Research into the health and environmental safety of nanotechnology has seriouslylagged behind its emergence in industry. While humans have often adopted synthetic chemicals without considering ancillary consequences, the lessons learned from worldwide pollution should motivate making nanotechnology compatible with environmental concerns. Researchers and policymakers need to understand exposure and harm of engineered nanomaterials (ENMs), currently nanotechnology’s main products, to influence the ENM industry toward sustainable growth. Yet, how should research proceed? Standard toxicity testing anchored in single-organism, dose-response characterizations does not adequately represent real-world exposure and receptor scenarios and their complexities. Our approach is different: it derives from ecology, the study of organisms’ interactions with each other and their environments. Our approach involves the characterization of ENMs and the mechanistic assessment of their property-based effects. Using high throughput/content screening (HTS/HCS) with cells or environmentally-relevant organisms, we measure the effects of ENMs on a subcellular or population level. We then relate those effects to mechanisms within dynamic energy budget (DEB) models of growth and reproduction. We reconcile DEB model predictions with experimental data on organism and population responses. Finally, we use microcosm studies to measure the potential for community- or ecosystem-level effects by ENMs that are likely to be produced in large quantities and for which either HTS/HCS or DEB modeling suggest their potential to harm populations and ecosystems.
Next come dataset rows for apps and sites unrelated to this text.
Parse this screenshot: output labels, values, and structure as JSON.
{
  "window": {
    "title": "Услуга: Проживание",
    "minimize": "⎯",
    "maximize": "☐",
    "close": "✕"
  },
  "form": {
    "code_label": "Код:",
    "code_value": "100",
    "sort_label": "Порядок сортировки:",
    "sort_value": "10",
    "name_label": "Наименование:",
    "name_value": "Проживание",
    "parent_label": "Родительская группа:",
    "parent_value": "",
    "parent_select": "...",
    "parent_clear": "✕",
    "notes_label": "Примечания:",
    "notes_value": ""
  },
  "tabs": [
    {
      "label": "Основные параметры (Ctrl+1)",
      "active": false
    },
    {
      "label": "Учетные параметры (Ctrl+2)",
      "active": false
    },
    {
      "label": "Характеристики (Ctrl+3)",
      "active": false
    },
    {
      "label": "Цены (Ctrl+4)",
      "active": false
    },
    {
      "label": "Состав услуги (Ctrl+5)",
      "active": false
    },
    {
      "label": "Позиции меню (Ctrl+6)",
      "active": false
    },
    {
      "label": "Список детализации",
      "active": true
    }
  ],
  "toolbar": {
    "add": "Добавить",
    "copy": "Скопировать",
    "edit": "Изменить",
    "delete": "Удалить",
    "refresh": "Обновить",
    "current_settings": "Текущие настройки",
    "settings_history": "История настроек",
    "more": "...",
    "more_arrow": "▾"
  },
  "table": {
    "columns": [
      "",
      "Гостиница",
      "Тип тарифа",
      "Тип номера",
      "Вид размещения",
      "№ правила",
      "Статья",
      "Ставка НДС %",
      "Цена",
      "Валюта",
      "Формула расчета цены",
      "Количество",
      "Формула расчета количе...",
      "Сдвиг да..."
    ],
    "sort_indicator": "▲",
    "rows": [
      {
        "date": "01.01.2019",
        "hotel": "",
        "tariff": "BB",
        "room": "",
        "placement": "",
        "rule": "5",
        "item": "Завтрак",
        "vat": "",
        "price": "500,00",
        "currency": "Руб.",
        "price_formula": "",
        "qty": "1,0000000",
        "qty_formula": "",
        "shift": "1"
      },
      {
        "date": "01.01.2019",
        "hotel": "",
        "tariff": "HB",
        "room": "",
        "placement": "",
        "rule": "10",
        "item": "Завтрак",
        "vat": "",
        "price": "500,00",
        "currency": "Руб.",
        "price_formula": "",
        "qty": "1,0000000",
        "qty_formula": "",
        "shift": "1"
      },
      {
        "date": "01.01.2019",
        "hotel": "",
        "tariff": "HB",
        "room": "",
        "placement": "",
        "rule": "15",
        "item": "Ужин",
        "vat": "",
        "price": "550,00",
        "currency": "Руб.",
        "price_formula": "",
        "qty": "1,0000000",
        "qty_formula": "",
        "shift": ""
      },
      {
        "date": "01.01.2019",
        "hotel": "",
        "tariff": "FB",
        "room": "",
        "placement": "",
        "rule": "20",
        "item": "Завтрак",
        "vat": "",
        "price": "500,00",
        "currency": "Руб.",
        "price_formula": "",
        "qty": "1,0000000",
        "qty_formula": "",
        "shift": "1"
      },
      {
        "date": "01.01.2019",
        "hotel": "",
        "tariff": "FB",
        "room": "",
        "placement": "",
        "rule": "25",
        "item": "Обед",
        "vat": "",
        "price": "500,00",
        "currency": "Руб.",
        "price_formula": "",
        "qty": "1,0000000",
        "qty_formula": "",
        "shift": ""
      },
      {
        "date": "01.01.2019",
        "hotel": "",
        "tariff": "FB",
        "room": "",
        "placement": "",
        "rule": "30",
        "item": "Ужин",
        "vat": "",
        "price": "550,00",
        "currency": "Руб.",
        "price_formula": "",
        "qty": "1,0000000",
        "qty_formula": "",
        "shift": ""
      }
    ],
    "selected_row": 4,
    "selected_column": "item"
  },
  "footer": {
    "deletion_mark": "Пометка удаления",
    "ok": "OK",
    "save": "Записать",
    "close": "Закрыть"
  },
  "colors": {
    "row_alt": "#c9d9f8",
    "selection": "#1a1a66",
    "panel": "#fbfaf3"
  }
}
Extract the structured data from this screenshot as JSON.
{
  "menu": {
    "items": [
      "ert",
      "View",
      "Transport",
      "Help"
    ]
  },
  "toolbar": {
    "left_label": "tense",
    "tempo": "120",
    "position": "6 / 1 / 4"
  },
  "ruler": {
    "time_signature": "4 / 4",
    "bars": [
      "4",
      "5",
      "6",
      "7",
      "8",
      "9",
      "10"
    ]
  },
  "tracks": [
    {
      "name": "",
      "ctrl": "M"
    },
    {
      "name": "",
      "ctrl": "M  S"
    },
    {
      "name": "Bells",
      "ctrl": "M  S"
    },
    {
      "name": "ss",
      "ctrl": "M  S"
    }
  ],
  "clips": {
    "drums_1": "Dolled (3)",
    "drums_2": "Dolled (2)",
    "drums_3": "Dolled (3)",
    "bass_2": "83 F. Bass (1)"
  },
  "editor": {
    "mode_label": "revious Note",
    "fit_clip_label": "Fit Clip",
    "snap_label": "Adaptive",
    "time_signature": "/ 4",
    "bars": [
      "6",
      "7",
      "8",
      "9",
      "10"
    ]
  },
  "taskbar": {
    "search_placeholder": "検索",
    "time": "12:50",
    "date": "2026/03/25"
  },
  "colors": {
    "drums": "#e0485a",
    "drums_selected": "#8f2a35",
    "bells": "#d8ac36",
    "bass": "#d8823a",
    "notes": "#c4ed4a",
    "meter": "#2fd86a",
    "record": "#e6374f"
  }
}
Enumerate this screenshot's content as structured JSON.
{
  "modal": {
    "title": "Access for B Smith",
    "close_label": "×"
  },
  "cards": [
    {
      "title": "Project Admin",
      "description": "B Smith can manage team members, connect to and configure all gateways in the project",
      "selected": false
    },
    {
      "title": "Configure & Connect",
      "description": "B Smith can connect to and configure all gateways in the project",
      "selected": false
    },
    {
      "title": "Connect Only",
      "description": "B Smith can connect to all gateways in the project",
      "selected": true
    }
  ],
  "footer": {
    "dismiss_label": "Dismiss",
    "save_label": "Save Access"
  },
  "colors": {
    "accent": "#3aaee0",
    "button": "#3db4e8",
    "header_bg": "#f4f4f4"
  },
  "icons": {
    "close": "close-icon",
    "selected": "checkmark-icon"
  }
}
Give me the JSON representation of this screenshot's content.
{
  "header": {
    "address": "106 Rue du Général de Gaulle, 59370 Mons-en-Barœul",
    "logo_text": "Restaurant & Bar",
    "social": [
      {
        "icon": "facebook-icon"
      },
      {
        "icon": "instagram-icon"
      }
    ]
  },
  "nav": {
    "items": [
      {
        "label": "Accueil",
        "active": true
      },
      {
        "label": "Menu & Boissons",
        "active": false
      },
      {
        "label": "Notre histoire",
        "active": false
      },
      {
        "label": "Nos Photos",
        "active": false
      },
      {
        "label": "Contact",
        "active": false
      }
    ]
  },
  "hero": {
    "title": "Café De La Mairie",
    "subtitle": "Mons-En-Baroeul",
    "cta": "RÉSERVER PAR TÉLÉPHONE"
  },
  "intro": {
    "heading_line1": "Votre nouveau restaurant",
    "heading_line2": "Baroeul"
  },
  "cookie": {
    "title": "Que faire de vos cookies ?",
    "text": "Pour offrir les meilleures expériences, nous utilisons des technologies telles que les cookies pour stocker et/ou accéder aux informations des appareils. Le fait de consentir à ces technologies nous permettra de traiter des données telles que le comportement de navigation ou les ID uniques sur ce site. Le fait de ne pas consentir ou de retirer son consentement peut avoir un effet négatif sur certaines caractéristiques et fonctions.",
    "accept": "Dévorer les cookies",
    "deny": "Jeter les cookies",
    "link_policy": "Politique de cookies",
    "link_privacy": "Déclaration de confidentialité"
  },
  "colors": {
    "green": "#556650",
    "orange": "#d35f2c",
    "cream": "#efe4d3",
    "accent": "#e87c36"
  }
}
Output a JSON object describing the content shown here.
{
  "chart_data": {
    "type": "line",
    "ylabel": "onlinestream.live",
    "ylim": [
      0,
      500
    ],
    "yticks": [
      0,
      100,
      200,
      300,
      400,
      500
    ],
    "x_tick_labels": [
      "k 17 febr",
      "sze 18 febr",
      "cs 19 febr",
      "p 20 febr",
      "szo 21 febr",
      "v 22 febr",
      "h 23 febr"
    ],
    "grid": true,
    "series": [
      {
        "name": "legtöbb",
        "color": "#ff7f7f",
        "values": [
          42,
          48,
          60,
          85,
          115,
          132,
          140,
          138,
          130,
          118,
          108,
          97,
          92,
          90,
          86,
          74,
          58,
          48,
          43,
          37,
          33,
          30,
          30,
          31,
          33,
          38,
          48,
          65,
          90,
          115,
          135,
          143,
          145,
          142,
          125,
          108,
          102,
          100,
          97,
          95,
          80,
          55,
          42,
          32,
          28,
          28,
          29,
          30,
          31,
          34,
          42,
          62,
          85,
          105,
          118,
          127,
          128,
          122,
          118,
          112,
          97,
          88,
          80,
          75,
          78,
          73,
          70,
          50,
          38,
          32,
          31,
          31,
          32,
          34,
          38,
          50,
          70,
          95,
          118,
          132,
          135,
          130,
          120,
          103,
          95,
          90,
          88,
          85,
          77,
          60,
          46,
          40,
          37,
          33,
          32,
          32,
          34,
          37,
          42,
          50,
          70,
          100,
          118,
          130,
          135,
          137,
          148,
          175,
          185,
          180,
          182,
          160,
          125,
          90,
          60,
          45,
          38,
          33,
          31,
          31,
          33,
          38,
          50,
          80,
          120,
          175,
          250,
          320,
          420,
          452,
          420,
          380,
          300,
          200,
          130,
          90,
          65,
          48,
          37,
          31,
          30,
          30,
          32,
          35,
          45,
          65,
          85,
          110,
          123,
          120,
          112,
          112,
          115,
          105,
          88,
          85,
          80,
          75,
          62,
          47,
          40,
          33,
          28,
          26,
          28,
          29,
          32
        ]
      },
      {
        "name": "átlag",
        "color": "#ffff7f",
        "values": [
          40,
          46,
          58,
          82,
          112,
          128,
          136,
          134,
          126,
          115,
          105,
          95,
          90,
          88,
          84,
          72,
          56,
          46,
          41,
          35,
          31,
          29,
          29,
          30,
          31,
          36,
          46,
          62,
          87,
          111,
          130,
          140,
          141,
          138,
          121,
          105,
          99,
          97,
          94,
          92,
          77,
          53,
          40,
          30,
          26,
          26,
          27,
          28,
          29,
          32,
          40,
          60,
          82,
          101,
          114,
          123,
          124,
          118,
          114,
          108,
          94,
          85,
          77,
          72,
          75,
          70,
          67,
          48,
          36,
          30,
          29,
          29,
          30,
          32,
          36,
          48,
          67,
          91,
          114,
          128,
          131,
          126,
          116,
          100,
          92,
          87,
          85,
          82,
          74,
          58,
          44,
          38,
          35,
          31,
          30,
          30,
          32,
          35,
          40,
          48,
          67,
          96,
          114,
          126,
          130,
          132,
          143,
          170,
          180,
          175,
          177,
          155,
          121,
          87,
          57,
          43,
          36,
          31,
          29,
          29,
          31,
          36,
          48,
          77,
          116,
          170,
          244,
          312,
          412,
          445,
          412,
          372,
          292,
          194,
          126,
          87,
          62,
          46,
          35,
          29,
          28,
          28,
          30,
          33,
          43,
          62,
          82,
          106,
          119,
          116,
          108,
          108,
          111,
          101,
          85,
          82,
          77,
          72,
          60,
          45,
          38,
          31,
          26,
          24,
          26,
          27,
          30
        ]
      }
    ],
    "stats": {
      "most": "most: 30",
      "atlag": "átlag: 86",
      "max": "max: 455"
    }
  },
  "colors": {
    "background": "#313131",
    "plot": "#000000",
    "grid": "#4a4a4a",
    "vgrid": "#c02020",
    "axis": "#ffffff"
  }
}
Our approach accounts for ecological interactions across scales, from within organisms to whole ecosystems. Organismal ENM effects, if propagated through populations, can alter communities comprising multiple populations (e.g., plant, fish, bacteria) within food webs. Altered communities can change ecosystem services: processes that cycle carbon, nutrients, and energy, and regulate Earth’s waters and atmosphere. We have shown ENM effects on populations, communities, and ecosystems, including transfer and concentration of ENMs through food chains, for a range of exposure scenarios; in many cases, we have identified subcellular ENM effects mechanisms.

To keep pace with ENM development, rapid assessment of the mechanisms of ENM effects and modeling are needed. DEB models provide a method for mathematically representing effects such as the generation of reactive oxygen species and their associated damage. These models account for organism-level effects on metabolism and reproduction and can predict outcomes of ENM-organism combinations on populations; those predictions can then suggest ENM characteristics to be avoided. HTS/HCS provides a rapid assessment tool of the ENM chemical characteristics that affect biological systems; such results guide and expand DEB model expressions of hazard. Our approach addresses ecological processes in both natural and managed ecosystems (agriculture) and has the potential to deliver timely and meaningful understanding towards environmentally sustainable nanotechnology.